● SOURCE INFORMATION:
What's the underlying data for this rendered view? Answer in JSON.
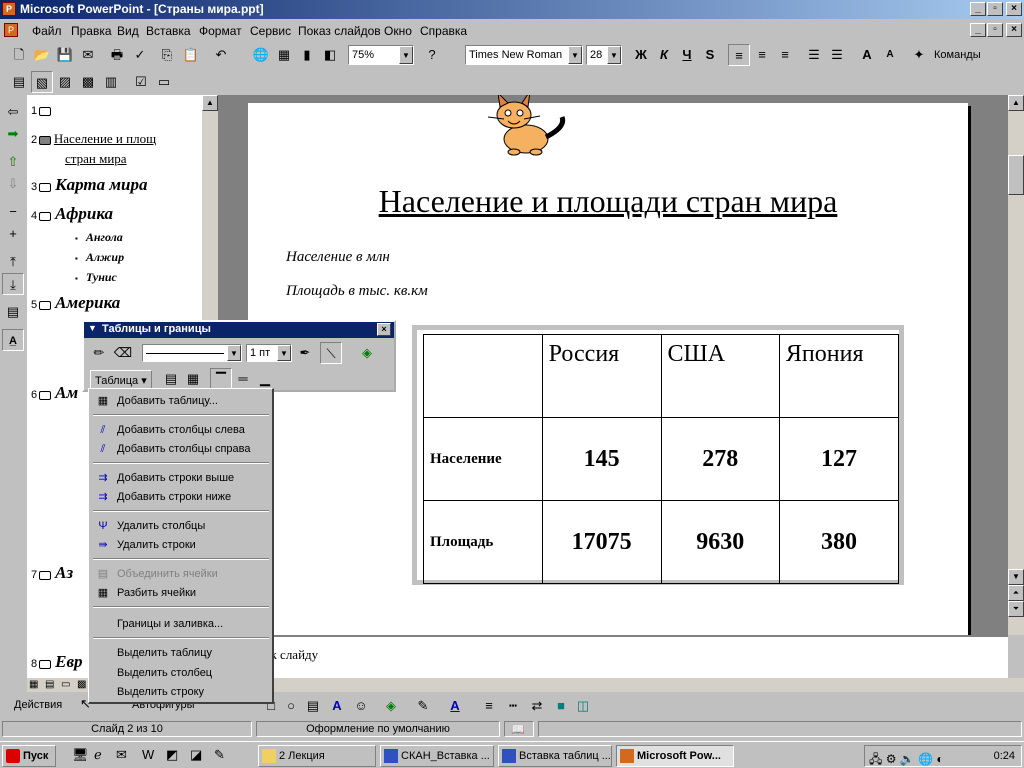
{
  "window": {
    "title": "Microsoft PowerPoint - [Страны мира.ppt]",
    "app_icon": "powerpoint-icon"
  },
  "menu": [
    "Файл",
    "Правка",
    "Вид",
    "Вставка",
    "Формат",
    "Сервис",
    "Показ слайдов",
    "Окно",
    "Справка"
  ],
  "toolbar": {
    "zoom": "75%",
    "font": "Times New Roman",
    "size": "28",
    "bold": "Ж",
    "italic": "К",
    "underline": "Ч",
    "shadow": "S",
    "commands": "Команды"
  },
  "outline": {
    "s1": "1",
    "s2num": "2",
    "s2a": "Население и площ",
    "s2b": "стран мира",
    "s3num": "3",
    "s3": "Карта мира",
    "s4num": "4",
    "s4": "Африка",
    "s4b": [
      "Ангола",
      "Алжир",
      "Тунис"
    ],
    "s5num": "5",
    "s5": "Америка",
    "s6num": "6",
    "s6": "Ам",
    "s7num": "7",
    "s7": "Аз",
    "s8num": "8",
    "s8": "Евр"
  },
  "slide": {
    "title": "Население и площади стран мира",
    "line1": "Население в млн",
    "line2": "Площадь в тыс. кв.км",
    "table": {
      "headers": [
        "",
        "Россия",
        "США",
        "Япония"
      ],
      "rows": [
        [
          "Население",
          "145",
          "278",
          "127"
        ],
        [
          "Площадь",
          "17075",
          "9630",
          "380"
        ]
      ]
    }
  },
  "notes": {
    "text": "Заметки к слайду"
  },
  "tables_toolbar": {
    "title": "Таблицы и границы",
    "weight": "1 пт",
    "table_btn": "Таблица"
  },
  "table_menu": {
    "items": [
      "Добавить таблицу...",
      "Добавить столбцы слева",
      "Добавить столбцы справа",
      "Добавить строки выше",
      "Добавить строки ниже",
      "Удалить столбцы",
      "Удалить строки",
      "Объединить ячейки",
      "Разбить ячейки",
      "Границы и заливка...",
      "Выделить таблицу",
      "Выделить столбец",
      "Выделить строку"
    ]
  },
  "drawbar": {
    "actions": "Действия",
    "autoshapes": "Автофигуры"
  },
  "status": {
    "slide": "Слайд 2 из 10",
    "design": "Оформление по умолчанию"
  },
  "taskbar": {
    "start": "Пуск",
    "tasks": [
      "2 Лекция",
      "СКАН_Вставка ...",
      "Вставка таблиц ...",
      "Microsoft Pow..."
    ],
    "clock": "0:24"
  }
}
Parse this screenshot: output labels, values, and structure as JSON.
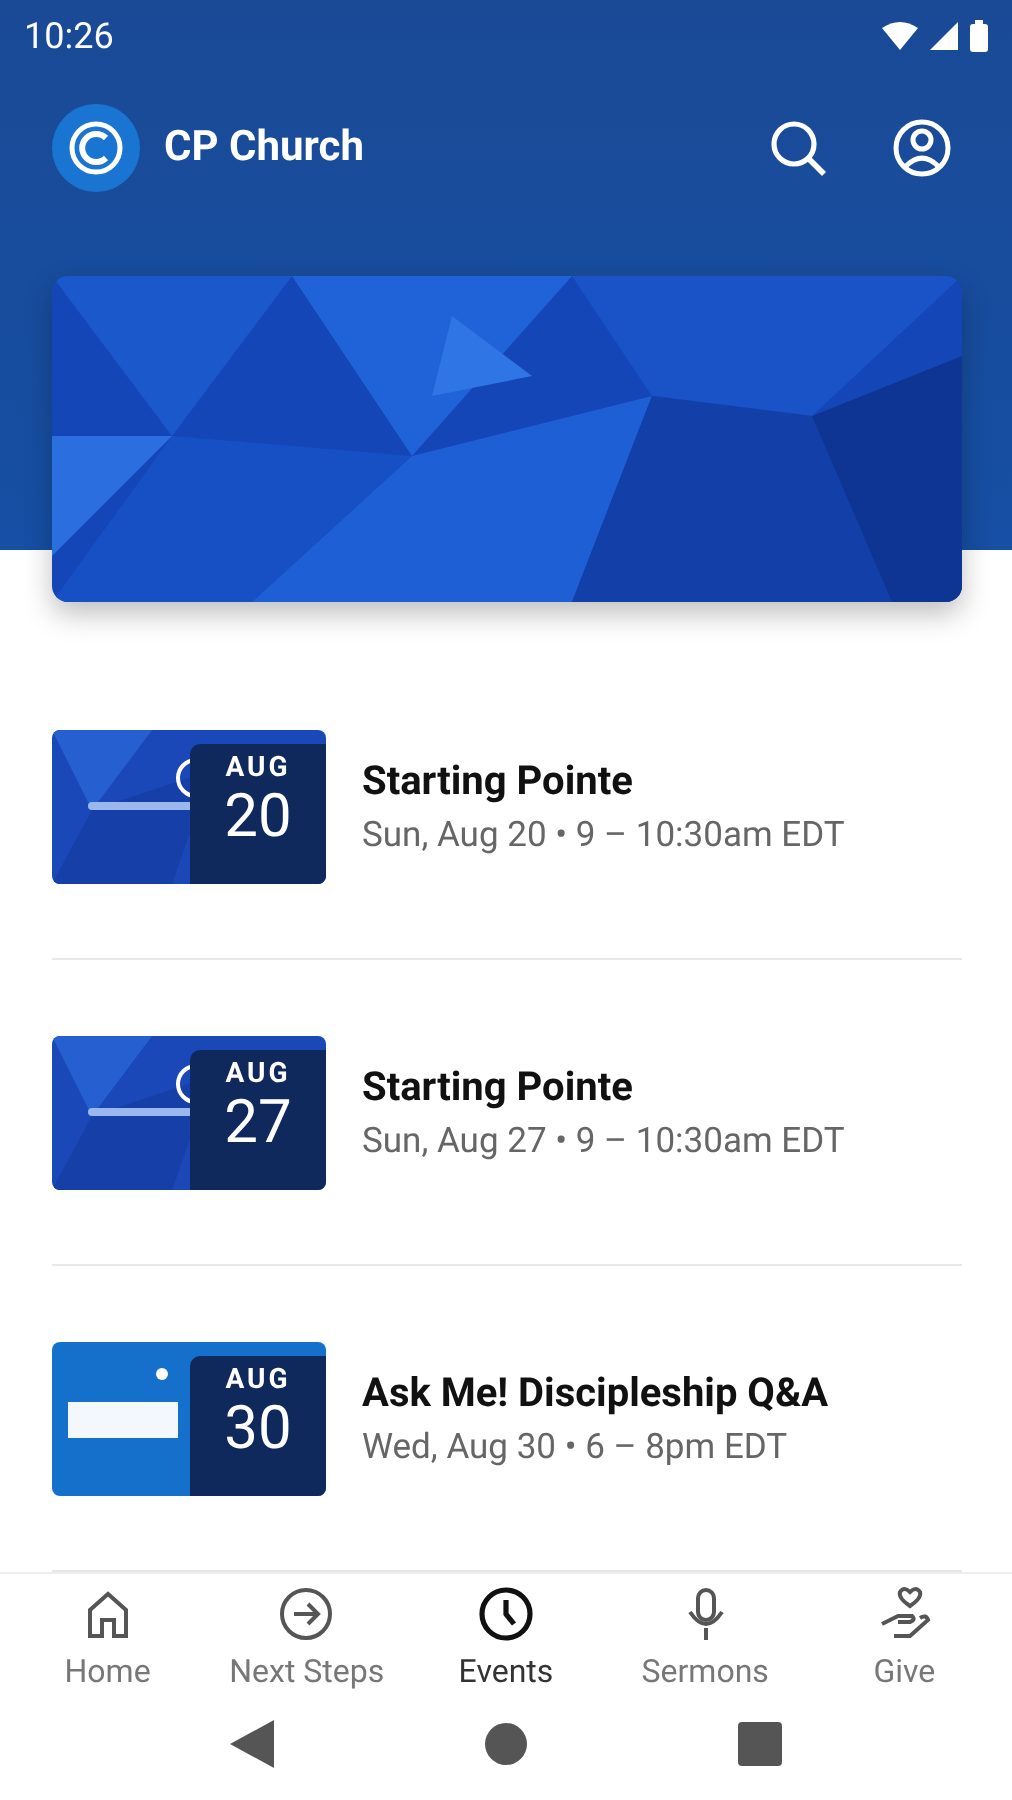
{
  "status_bar": {
    "time": "10:26"
  },
  "app_bar": {
    "title": "CP Church"
  },
  "events": [
    {
      "kind": "picture",
      "month": "AUG",
      "day": "20",
      "title": "Starting Pointe",
      "when": "Sun, Aug 20 • 9 – 10:30am EDT"
    },
    {
      "kind": "picture",
      "month": "AUG",
      "day": "27",
      "title": "Starting Pointe",
      "when": "Sun, Aug 27 • 9 – 10:30am EDT"
    },
    {
      "kind": "picture",
      "month": "AUG",
      "day": "30",
      "title": "Ask Me! Discipleship Q&A",
      "when": "Wed, Aug 30 • 6 – 8pm EDT"
    }
  ],
  "nav": [
    {
      "label": "Home",
      "selected": false
    },
    {
      "label": "Next Steps",
      "selected": false
    },
    {
      "label": "Events",
      "selected": true
    },
    {
      "label": "Sermons",
      "selected": false
    },
    {
      "label": "Give",
      "selected": false
    }
  ]
}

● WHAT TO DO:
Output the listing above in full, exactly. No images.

● TASK ANSWER:
What's the underlying data for this rendered view? Answer in JSON.
{
  "window": {
    "title": "Microsoft PowerPoint - [Страны мира.ppt]",
    "app_icon": "powerpoint-icon"
  },
  "menu": [
    "Файл",
    "Правка",
    "Вид",
    "Вставка",
    "Формат",
    "Сервис",
    "Показ слайдов",
    "Окно",
    "Справка"
  ],
  "toolbar": {
    "zoom": "75%",
    "font": "Times New Roman",
    "size": "28",
    "bold": "Ж",
    "italic": "К",
    "underline": "Ч",
    "shadow": "S",
    "commands": "Команды"
  },
  "outline": {
    "s1": "1",
    "s2num": "2",
    "s2a": "Население и площ",
    "s2b": "стран мира",
    "s3num": "3",
    "s3": "Карта мира",
    "s4num": "4",
    "s4": "Африка",
    "s4b": [
      "Ангола",
      "Алжир",
      "Тунис"
    ],
    "s5num": "5",
    "s5": "Америка",
    "s6num": "6",
    "s6": "Ам",
    "s7num": "7",
    "s7": "Аз",
    "s8num": "8",
    "s8": "Евр"
  },
  "slide": {
    "title": "Население и площади стран мира",
    "line1": "Население в млн",
    "line2": "Площадь в тыс. кв.км",
    "table": {
      "headers": [
        "",
        "Россия",
        "США",
        "Япония"
      ],
      "rows": [
        [
          "Население",
          "145",
          "278",
          "127"
        ],
        [
          "Площадь",
          "17075",
          "9630",
          "380"
        ]
      ]
    }
  },
  "notes": {
    "text": "Заметки к слайду"
  },
  "tables_toolbar": {
    "title": "Таблицы и границы",
    "weight": "1 пт",
    "table_btn": "Таблица"
  },
  "table_menu": {
    "items": [
      "Добавить таблицу...",
      "Добавить столбцы слева",
      "Добавить столбцы справа",
      "Добавить строки выше",
      "Добавить строки ниже",
      "Удалить столбцы",
      "Удалить строки",
      "Объединить ячейки",
      "Разбить ячейки",
      "Границы и заливка...",
      "Выделить таблицу",
      "Выделить столбец",
      "Выделить строку"
    ]
  },
  "drawbar": {
    "actions": "Действия",
    "autoshapes": "Автофигуры"
  },
  "status": {
    "slide": "Слайд 2 из 10",
    "design": "Оформление по умолчанию"
  },
  "taskbar": {
    "start": "Пуск",
    "tasks": [
      "2 Лекция",
      "СКАН_Вставка ...",
      "Вставка таблиц ...",
      "Microsoft Pow..."
    ],
    "clock": "0:24"
  }
}
Parse this screenshot: output labels, values, and structure as JSON.
{
  "status_bar": {
    "time": "10:26"
  },
  "app_bar": {
    "title": "CP Church"
  },
  "events": [
    {
      "kind": "picture",
      "month": "AUG",
      "day": "20",
      "title": "Starting Pointe",
      "when": "Sun, Aug 20 • 9 – 10:30am EDT"
    },
    {
      "kind": "picture",
      "month": "AUG",
      "day": "27",
      "title": "Starting Pointe",
      "when": "Sun, Aug 27 • 9 – 10:30am EDT"
    },
    {
      "kind": "picture",
      "month": "AUG",
      "day": "30",
      "title": "Ask Me! Discipleship Q&A",
      "when": "Wed, Aug 30 • 6 – 8pm EDT"
    }
  ],
  "nav": [
    {
      "label": "Home",
      "selected": false
    },
    {
      "label": "Next Steps",
      "selected": false
    },
    {
      "label": "Events",
      "selected": true
    },
    {
      "label": "Sermons",
      "selected": false
    },
    {
      "label": "Give",
      "selected": false
    }
  ]
}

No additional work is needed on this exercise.